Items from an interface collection
___

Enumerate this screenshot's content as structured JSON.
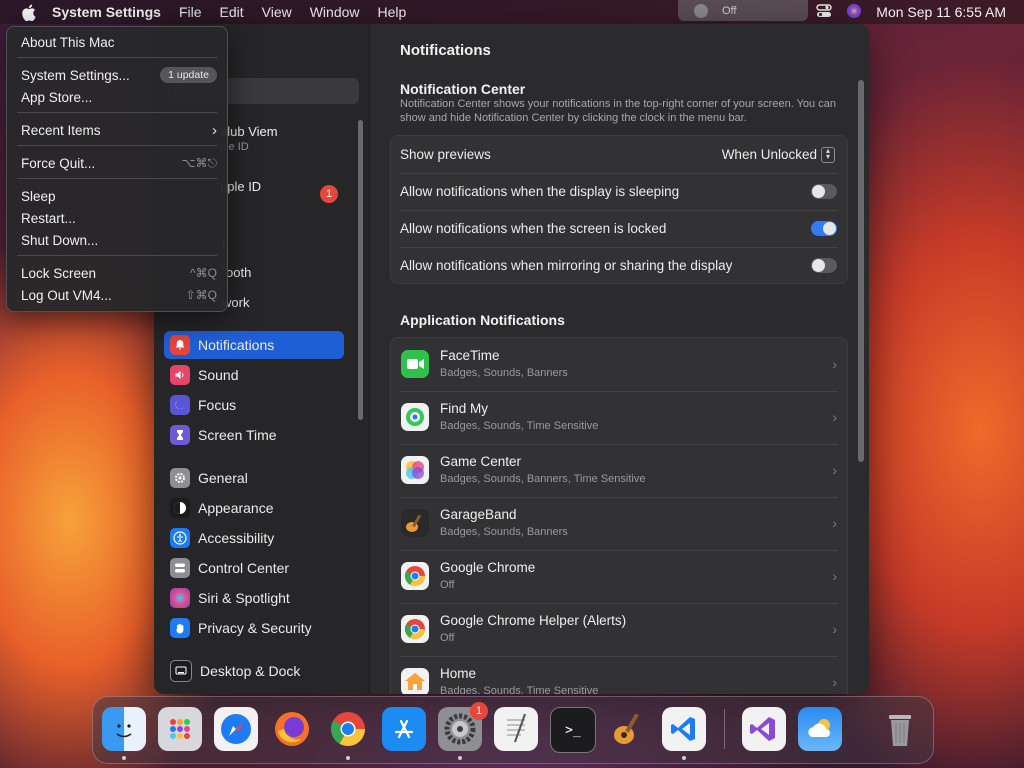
{
  "menubar": {
    "app_name": "System Settings",
    "menus": [
      "File",
      "Edit",
      "View",
      "Window",
      "Help"
    ],
    "focus_status": "Off",
    "datetime": "Mon Sep 11  6:55 AM"
  },
  "apple_menu": {
    "about": "About This Mac",
    "system_settings": "System Settings...",
    "update_badge": "1 update",
    "app_store": "App Store...",
    "recent_items": "Recent Items",
    "force_quit": "Force Quit...",
    "force_quit_shortcut": "⌥⌘⎋",
    "sleep": "Sleep",
    "restart": "Restart...",
    "shut_down": "Shut Down...",
    "lock_screen": "Lock Screen",
    "lock_screen_shortcut": "^⌘Q",
    "log_out": "Log Out VM4...",
    "log_out_shortcut": "⇧⌘Q"
  },
  "sidebar": {
    "search_placeholder": "n",
    "profile_name": "alub Viem",
    "profile_sub": "ple ID",
    "apple_id": "pple ID",
    "apple_id_badge": "1",
    "partial_wifi": "i",
    "partial_bluetooth": "ooth",
    "partial_network": "work",
    "items": [
      {
        "label": "Notifications",
        "icon": "bell-icon",
        "color": "#e8453c"
      },
      {
        "label": "Sound",
        "icon": "speaker-icon",
        "color": "#e8456a"
      },
      {
        "label": "Focus",
        "icon": "moon-icon",
        "color": "#5856d6"
      },
      {
        "label": "Screen Time",
        "icon": "hourglass-icon",
        "color": "#6b5bd6"
      },
      {
        "label": "General",
        "icon": "gear-icon",
        "color": "#8e8e93"
      },
      {
        "label": "Appearance",
        "icon": "appearance-icon",
        "color": "#1c1c1e"
      },
      {
        "label": "Accessibility",
        "icon": "accessibility-icon",
        "color": "#1d7cf2"
      },
      {
        "label": "Control Center",
        "icon": "control-center-icon",
        "color": "#8e8e93"
      },
      {
        "label": "Siri & Spotlight",
        "icon": "siri-icon",
        "color": "#6a4ad6"
      },
      {
        "label": "Privacy & Security",
        "icon": "hand-icon",
        "color": "#1d7cf2"
      },
      {
        "label": "Desktop & Dock",
        "icon": "desktop-icon",
        "color": "#1c1c1e"
      }
    ]
  },
  "content": {
    "title": "Notifications",
    "nc_title": "Notification Center",
    "nc_desc": "Notification Center shows your notifications in the top-right corner of your screen. You can show and hide Notification Center by clicking the clock in the menu bar.",
    "show_previews_label": "Show previews",
    "show_previews_value": "When Unlocked",
    "toggle_rows": [
      {
        "label": "Allow notifications when the display is sleeping",
        "on": false
      },
      {
        "label": "Allow notifications when the screen is locked",
        "on": true
      },
      {
        "label": "Allow notifications when mirroring or sharing the display",
        "on": false
      }
    ],
    "app_notifications_title": "Application Notifications",
    "apps": [
      {
        "name": "FaceTime",
        "sub": "Badges, Sounds, Banners",
        "icon": "facetime-icon"
      },
      {
        "name": "Find My",
        "sub": "Badges, Sounds, Time Sensitive",
        "icon": "find-my-icon"
      },
      {
        "name": "Game Center",
        "sub": "Badges, Sounds, Banners, Time Sensitive",
        "icon": "game-center-icon"
      },
      {
        "name": "GarageBand",
        "sub": "Badges, Sounds, Banners",
        "icon": "garageband-icon"
      },
      {
        "name": "Google Chrome",
        "sub": "Off",
        "icon": "chrome-icon"
      },
      {
        "name": "Google Chrome Helper (Alerts)",
        "sub": "Off",
        "icon": "chrome-icon"
      },
      {
        "name": "Home",
        "sub": "Badges, Sounds, Time Sensitive",
        "icon": "home-icon"
      }
    ]
  },
  "dock": {
    "settings_badge": "1",
    "apps": [
      "finder-icon",
      "launchpad-icon",
      "safari-icon",
      "firefox-icon",
      "chrome-icon",
      "app-store-icon",
      "system-settings-icon",
      "textedit-icon",
      "terminal-icon",
      "garageband-icon",
      "vscode-icon",
      "visual-studio-icon",
      "weather-icon",
      "trash-icon"
    ]
  }
}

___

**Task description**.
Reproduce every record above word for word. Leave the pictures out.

**Your response**.
Enumerate this screenshot's content as structured JSON.
{
  "menubar": {
    "app_name": "System Settings",
    "menus": [
      "File",
      "Edit",
      "View",
      "Window",
      "Help"
    ],
    "focus_status": "Off",
    "datetime": "Mon Sep 11  6:55 AM"
  },
  "apple_menu": {
    "about": "About This Mac",
    "system_settings": "System Settings...",
    "update_badge": "1 update",
    "app_store": "App Store...",
    "recent_items": "Recent Items",
    "force_quit": "Force Quit...",
    "force_quit_shortcut": "⌥⌘⎋",
    "sleep": "Sleep",
    "restart": "Restart...",
    "shut_down": "Shut Down...",
    "lock_screen": "Lock Screen",
    "lock_screen_shortcut": "^⌘Q",
    "log_out": "Log Out VM4...",
    "log_out_shortcut": "⇧⌘Q"
  },
  "sidebar": {
    "search_placeholder": "n",
    "profile_name": "alub Viem",
    "profile_sub": "ple ID",
    "apple_id": "pple ID",
    "apple_id_badge": "1",
    "partial_wifi": "i",
    "partial_bluetooth": "ooth",
    "partial_network": "work",
    "items": [
      {
        "label": "Notifications",
        "icon": "bell-icon",
        "color": "#e8453c"
      },
      {
        "label": "Sound",
        "icon": "speaker-icon",
        "color": "#e8456a"
      },
      {
        "label": "Focus",
        "icon": "moon-icon",
        "color": "#5856d6"
      },
      {
        "label": "Screen Time",
        "icon": "hourglass-icon",
        "color": "#6b5bd6"
      },
      {
        "label": "General",
        "icon": "gear-icon",
        "color": "#8e8e93"
      },
      {
        "label": "Appearance",
        "icon": "appearance-icon",
        "color": "#1c1c1e"
      },
      {
        "label": "Accessibility",
        "icon": "accessibility-icon",
        "color": "#1d7cf2"
      },
      {
        "label": "Control Center",
        "icon": "control-center-icon",
        "color": "#8e8e93"
      },
      {
        "label": "Siri & Spotlight",
        "icon": "siri-icon",
        "color": "#6a4ad6"
      },
      {
        "label": "Privacy & Security",
        "icon": "hand-icon",
        "color": "#1d7cf2"
      },
      {
        "label": "Desktop & Dock",
        "icon": "desktop-icon",
        "color": "#1c1c1e"
      }
    ]
  },
  "content": {
    "title": "Notifications",
    "nc_title": "Notification Center",
    "nc_desc": "Notification Center shows your notifications in the top-right corner of your screen. You can show and hide Notification Center by clicking the clock in the menu bar.",
    "show_previews_label": "Show previews",
    "show_previews_value": "When Unlocked",
    "toggle_rows": [
      {
        "label": "Allow notifications when the display is sleeping",
        "on": false
      },
      {
        "label": "Allow notifications when the screen is locked",
        "on": true
      },
      {
        "label": "Allow notifications when mirroring or sharing the display",
        "on": false
      }
    ],
    "app_notifications_title": "Application Notifications",
    "apps": [
      {
        "name": "FaceTime",
        "sub": "Badges, Sounds, Banners",
        "icon": "facetime-icon"
      },
      {
        "name": "Find My",
        "sub": "Badges, Sounds, Time Sensitive",
        "icon": "find-my-icon"
      },
      {
        "name": "Game Center",
        "sub": "Badges, Sounds, Banners, Time Sensitive",
        "icon": "game-center-icon"
      },
      {
        "name": "GarageBand",
        "sub": "Badges, Sounds, Banners",
        "icon": "garageband-icon"
      },
      {
        "name": "Google Chrome",
        "sub": "Off",
        "icon": "chrome-icon"
      },
      {
        "name": "Google Chrome Helper (Alerts)",
        "sub": "Off",
        "icon": "chrome-icon"
      },
      {
        "name": "Home",
        "sub": "Badges, Sounds, Time Sensitive",
        "icon": "home-icon"
      }
    ]
  },
  "dock": {
    "settings_badge": "1",
    "apps": [
      "finder-icon",
      "launchpad-icon",
      "safari-icon",
      "firefox-icon",
      "chrome-icon",
      "app-store-icon",
      "system-settings-icon",
      "textedit-icon",
      "terminal-icon",
      "garageband-icon",
      "vscode-icon",
      "visual-studio-icon",
      "weather-icon",
      "trash-icon"
    ]
  }
}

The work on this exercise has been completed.